*** Working data ***

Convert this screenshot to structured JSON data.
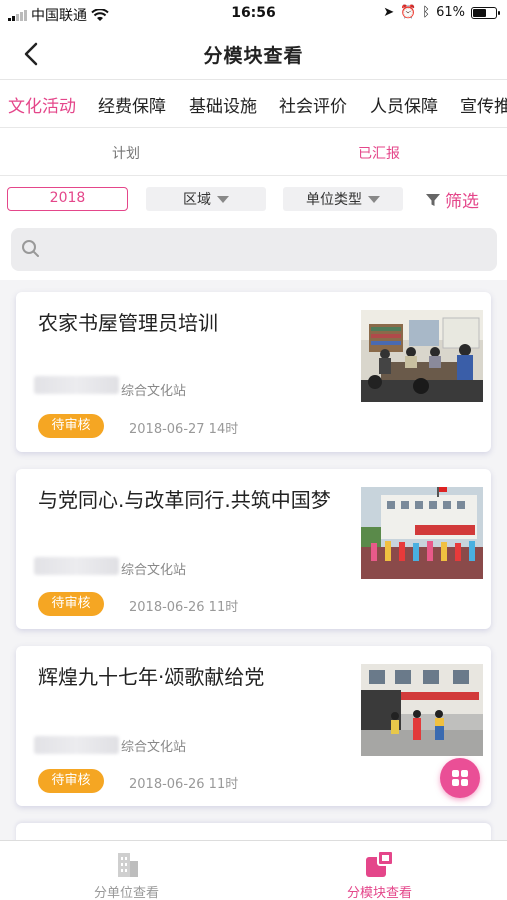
{
  "status": {
    "carrier": "中国联通",
    "time": "16:56",
    "battery": "61%",
    "battery_level": 0.61
  },
  "nav": {
    "title": "分模块查看"
  },
  "categories": [
    "文化活动",
    "经费保障",
    "基础设施",
    "社会评价",
    "人员保障",
    "宣传推"
  ],
  "subtabs": [
    "计划",
    "已汇报"
  ],
  "filters": {
    "year": "2018",
    "region": "区域",
    "unit_type": "单位类型",
    "filter_label": "筛选",
    "search_placeholder": ""
  },
  "cards": [
    {
      "title": "农家书屋管理员培训",
      "station": "综合文化站",
      "status": "待审核",
      "date": "2018-06-27 14时"
    },
    {
      "title": "与党同心.与改革同行.共筑中国梦",
      "station": "综合文化站",
      "status": "待审核",
      "date": "2018-06-26 11时"
    },
    {
      "title": "辉煌九十七年·颂歌献给党",
      "station": "综合文化站",
      "status": "待审核",
      "date": "2018-06-26 11时"
    }
  ],
  "tabbar": {
    "left": "分单位查看",
    "right": "分模块查看"
  },
  "colors": {
    "accent": "#e4468a",
    "badge": "#f5a623"
  }
}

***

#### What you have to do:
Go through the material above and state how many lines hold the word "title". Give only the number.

#### Output for this task:
4